───── INPUT

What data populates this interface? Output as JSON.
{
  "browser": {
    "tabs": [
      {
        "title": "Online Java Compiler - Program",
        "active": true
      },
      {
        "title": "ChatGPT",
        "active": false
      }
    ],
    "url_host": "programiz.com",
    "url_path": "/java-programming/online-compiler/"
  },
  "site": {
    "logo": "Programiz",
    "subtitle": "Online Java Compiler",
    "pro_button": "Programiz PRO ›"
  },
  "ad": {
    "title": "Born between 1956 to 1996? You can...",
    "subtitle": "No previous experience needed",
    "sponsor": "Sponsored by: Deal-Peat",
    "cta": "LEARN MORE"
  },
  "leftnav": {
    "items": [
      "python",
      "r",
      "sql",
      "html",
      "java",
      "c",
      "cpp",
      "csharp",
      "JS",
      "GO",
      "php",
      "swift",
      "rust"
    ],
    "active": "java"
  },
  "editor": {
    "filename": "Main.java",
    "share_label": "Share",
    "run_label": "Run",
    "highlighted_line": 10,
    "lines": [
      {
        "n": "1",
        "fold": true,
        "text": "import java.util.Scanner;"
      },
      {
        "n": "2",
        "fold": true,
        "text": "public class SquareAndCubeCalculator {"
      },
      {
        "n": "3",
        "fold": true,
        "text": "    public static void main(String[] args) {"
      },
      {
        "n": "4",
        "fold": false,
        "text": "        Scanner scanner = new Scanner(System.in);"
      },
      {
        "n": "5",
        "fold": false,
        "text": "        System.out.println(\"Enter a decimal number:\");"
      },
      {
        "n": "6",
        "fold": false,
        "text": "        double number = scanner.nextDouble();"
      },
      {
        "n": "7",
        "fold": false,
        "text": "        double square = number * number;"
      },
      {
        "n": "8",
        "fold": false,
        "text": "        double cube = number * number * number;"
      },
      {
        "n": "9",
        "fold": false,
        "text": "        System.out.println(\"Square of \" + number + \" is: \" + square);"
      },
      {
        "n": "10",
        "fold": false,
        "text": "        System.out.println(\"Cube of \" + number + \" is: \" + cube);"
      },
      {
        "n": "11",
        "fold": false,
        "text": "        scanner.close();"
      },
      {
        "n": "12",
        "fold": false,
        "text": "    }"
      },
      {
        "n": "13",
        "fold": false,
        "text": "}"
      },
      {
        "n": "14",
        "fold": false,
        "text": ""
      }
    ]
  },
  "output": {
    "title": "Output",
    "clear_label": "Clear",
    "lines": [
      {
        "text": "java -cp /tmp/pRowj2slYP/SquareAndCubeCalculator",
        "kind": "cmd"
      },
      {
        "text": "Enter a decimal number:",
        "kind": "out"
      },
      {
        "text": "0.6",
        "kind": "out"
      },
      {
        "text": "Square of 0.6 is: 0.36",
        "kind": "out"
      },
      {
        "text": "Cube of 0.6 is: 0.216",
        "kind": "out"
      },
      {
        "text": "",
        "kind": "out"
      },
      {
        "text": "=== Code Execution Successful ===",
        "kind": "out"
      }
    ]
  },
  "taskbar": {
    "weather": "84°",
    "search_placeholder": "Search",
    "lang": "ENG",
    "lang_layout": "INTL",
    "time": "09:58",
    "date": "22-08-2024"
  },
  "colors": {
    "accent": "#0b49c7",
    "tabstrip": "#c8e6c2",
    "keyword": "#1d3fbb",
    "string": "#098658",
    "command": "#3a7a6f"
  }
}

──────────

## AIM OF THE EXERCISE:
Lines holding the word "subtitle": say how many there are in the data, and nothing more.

## RESPONSE TO THIS EXERCISE:
2